The new rule would prohibit all future authorisations for communications equipment deemed to pose an unacceptable risk to national security.

“The United States, without any evidence, still abuses national security and state power to suppress Chinese companies,” said Zhao Lijian, a spokesperson at China’s Ministry of Foreign Affairs. “Once again, we urge the US to stop stretching the concept of national security and stop politicising economic issues.”

Rosenworcel said the FCC would vote in July to finalise the rules overseeing the reimbursement fund.

Biden’s new ban

Meanwhile, the White House is reportedly ramping up its efforts to keep Chinese apps from tracking user data. Following Biden’s latest executive order, Chinese apps will need to take stricter measures to protect private information if they want to continue operating in the US.

Officials share many of the concerns Trump cited in his order banning TikTok, one person familiar with the matter told Reuters. Notably, they fear that China could track the locations of US government employees, build dossiers of personal information for blackmail and conduct corporate espionage.

On June 9th, the White House withdrew a series of executive orders that sought to ban new WeChat and TikTok downloads, revoking a Trump-era plan to block new users from downloading the popular apps owned by Chinese companies Tencent and ByteDance respectively.

While Biden’s latest executive order does not name companies, it could end up capturing more apps than the Trump bans and hold up better if challenged in court, according to Reuters.

The battle with Beijing continues

In March, the FCC designated five Chinese companies as threats to national security: Huawei and ZTE, as well as Hytera Communications, Hangzhou Hikvision Digital Technology and Zhejiang Dahua Technology.
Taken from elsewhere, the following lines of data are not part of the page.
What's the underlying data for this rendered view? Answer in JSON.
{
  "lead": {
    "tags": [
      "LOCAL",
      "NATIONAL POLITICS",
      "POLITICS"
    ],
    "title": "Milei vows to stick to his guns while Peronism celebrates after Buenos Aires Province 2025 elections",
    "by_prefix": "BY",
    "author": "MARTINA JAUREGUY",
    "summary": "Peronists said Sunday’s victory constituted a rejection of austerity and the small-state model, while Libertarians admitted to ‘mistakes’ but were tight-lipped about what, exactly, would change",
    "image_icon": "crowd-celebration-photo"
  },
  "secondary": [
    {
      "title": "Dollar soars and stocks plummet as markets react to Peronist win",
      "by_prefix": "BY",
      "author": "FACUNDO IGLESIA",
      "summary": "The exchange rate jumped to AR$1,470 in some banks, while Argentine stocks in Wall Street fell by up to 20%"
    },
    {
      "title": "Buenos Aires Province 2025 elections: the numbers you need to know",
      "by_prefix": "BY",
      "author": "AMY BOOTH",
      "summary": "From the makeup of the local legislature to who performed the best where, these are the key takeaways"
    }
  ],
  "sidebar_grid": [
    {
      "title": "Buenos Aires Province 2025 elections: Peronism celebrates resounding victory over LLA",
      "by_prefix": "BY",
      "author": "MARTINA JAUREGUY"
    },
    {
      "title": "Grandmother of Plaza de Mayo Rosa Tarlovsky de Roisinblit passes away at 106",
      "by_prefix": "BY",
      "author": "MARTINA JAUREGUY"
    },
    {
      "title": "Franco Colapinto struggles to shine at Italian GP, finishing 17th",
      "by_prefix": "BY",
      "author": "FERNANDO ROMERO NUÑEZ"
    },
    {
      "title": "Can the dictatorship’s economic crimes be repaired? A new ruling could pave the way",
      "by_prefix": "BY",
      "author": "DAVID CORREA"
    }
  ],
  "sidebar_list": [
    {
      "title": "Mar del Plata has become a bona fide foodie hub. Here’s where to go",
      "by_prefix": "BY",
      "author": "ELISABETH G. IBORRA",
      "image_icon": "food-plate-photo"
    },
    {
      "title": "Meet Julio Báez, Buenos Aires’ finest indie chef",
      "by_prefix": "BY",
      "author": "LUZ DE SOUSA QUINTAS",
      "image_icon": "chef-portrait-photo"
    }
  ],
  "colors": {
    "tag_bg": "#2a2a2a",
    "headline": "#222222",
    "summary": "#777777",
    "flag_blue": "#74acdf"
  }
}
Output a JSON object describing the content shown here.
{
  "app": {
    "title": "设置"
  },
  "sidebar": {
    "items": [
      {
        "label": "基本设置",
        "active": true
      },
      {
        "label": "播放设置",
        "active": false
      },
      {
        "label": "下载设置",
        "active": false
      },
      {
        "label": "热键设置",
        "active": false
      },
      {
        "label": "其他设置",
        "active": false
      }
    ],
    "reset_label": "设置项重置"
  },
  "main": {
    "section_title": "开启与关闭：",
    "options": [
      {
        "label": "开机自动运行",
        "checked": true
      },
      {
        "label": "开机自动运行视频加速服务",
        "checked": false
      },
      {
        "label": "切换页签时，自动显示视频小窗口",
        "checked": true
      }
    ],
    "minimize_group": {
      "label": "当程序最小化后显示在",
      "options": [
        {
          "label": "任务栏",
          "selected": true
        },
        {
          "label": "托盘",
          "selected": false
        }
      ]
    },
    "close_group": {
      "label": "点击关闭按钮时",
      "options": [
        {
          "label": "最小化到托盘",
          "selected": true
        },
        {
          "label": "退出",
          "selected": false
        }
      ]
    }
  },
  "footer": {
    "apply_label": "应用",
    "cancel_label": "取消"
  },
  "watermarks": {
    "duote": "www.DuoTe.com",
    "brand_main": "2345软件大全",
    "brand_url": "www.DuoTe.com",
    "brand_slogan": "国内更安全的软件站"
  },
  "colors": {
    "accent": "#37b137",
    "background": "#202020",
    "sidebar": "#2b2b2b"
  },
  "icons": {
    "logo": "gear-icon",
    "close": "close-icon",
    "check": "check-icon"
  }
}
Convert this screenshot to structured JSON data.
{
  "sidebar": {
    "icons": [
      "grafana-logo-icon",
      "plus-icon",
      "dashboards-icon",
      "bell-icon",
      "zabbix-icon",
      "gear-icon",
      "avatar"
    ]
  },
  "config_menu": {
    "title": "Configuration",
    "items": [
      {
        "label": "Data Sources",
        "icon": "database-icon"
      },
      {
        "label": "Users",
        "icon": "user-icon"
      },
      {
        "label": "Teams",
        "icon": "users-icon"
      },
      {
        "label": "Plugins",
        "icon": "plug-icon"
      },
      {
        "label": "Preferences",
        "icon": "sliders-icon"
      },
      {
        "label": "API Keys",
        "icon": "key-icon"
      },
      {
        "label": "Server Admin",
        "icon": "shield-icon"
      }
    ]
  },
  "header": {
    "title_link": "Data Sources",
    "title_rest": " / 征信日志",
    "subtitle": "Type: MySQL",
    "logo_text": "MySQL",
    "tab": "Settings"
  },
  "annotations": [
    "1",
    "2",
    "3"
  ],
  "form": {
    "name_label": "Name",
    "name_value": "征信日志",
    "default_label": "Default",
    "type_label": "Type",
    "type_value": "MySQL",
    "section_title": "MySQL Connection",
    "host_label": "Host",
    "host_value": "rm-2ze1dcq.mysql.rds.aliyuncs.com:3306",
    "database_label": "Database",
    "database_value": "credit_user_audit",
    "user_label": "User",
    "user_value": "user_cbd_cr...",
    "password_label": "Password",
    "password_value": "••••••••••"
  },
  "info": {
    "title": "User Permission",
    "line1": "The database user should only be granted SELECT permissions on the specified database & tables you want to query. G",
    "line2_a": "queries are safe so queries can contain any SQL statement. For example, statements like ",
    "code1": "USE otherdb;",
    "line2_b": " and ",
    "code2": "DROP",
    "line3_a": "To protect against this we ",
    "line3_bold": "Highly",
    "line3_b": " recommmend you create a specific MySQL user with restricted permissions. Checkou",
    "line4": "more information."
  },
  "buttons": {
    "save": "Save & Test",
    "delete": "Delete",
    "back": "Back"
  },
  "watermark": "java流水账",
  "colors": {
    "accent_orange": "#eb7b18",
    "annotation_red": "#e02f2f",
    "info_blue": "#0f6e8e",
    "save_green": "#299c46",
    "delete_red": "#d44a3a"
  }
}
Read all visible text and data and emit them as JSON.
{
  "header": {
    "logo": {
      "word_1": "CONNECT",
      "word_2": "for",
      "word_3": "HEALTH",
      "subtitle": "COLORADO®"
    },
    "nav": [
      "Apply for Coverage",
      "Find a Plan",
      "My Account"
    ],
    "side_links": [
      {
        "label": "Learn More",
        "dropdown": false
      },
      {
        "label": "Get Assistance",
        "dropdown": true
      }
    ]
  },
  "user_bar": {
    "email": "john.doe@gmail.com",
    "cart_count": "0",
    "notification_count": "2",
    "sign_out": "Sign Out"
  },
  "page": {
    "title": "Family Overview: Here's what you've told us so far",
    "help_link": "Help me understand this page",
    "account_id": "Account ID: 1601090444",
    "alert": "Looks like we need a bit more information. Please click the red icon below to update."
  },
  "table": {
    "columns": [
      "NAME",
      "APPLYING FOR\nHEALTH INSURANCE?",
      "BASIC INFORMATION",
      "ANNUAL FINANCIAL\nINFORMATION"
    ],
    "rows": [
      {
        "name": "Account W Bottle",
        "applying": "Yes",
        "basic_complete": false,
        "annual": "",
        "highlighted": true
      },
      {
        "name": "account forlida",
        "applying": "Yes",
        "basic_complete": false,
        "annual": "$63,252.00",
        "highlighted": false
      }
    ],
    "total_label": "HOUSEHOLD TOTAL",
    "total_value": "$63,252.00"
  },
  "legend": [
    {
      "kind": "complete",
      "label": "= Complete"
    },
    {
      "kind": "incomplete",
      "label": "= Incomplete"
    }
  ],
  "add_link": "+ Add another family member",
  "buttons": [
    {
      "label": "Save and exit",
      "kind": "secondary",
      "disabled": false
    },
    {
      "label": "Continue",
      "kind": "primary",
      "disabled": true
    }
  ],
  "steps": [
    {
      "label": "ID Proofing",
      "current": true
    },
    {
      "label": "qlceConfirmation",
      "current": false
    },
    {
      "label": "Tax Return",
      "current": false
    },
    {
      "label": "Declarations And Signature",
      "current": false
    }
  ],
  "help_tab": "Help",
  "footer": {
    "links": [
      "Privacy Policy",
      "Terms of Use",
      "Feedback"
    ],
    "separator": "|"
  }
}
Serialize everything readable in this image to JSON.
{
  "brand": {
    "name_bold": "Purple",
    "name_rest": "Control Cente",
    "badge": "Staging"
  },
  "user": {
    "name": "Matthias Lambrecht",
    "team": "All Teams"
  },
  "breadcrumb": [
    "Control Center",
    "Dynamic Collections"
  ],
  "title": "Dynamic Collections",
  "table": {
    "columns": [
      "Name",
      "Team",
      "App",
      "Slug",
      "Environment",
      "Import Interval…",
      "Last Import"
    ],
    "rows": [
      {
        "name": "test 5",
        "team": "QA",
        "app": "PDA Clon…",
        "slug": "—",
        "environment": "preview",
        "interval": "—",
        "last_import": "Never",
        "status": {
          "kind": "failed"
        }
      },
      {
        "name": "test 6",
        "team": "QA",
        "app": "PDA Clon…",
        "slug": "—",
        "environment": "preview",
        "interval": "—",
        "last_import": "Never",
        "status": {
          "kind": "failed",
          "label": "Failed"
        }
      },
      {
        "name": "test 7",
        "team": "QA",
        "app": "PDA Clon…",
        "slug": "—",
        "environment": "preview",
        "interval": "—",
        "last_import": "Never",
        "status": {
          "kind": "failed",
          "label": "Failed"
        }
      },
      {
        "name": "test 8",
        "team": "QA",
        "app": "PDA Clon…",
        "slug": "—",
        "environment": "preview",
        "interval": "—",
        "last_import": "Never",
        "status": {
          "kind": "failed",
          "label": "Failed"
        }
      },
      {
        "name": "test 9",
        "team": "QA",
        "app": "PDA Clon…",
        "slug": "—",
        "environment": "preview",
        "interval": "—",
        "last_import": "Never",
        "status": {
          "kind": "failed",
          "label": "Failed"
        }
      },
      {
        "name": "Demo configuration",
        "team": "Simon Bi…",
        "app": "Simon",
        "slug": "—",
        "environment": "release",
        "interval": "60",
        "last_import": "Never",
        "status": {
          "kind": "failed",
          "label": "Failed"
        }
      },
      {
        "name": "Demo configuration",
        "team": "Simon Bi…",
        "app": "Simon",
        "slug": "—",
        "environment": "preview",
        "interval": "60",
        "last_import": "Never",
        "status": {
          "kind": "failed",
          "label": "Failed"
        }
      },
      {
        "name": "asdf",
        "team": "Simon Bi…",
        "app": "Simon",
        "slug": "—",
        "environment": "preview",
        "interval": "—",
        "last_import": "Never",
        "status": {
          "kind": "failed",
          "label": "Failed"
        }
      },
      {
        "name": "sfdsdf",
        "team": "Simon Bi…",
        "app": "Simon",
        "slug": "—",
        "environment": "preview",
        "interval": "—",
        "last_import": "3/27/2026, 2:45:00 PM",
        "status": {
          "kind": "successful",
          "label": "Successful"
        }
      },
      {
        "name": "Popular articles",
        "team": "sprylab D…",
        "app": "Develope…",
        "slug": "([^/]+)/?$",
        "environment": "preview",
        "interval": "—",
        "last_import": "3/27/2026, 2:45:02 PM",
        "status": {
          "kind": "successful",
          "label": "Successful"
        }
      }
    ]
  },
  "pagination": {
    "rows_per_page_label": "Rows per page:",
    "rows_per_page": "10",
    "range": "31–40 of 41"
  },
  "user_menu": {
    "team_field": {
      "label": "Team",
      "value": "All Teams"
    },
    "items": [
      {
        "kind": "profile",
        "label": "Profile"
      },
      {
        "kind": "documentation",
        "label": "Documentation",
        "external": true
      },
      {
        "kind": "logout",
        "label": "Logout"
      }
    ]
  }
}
Shortly after, it further ejected two Chinese telcos – China Unicom Americas and Pacific Networks – from the US market.

Huawei and ZTE have also been targeted by additional US government sanctions. Among others, the two companies are included on the so-called Entity List, banning them from doing business with US companies and their allies.

China’s major telecom equipment providers have also been banned from receiving US investments. Recently, President Biden expanded that ban, adding 28 Chinese tech firms to the blacklist.

In response to the move, the Chinese Ministry of Foreign Affairs suggested it would retaliate. Indeed, last week, China passed the “Anti-Foreign Sanctions Law” and the “Data Security Law” aimed at countering foreign sanctions.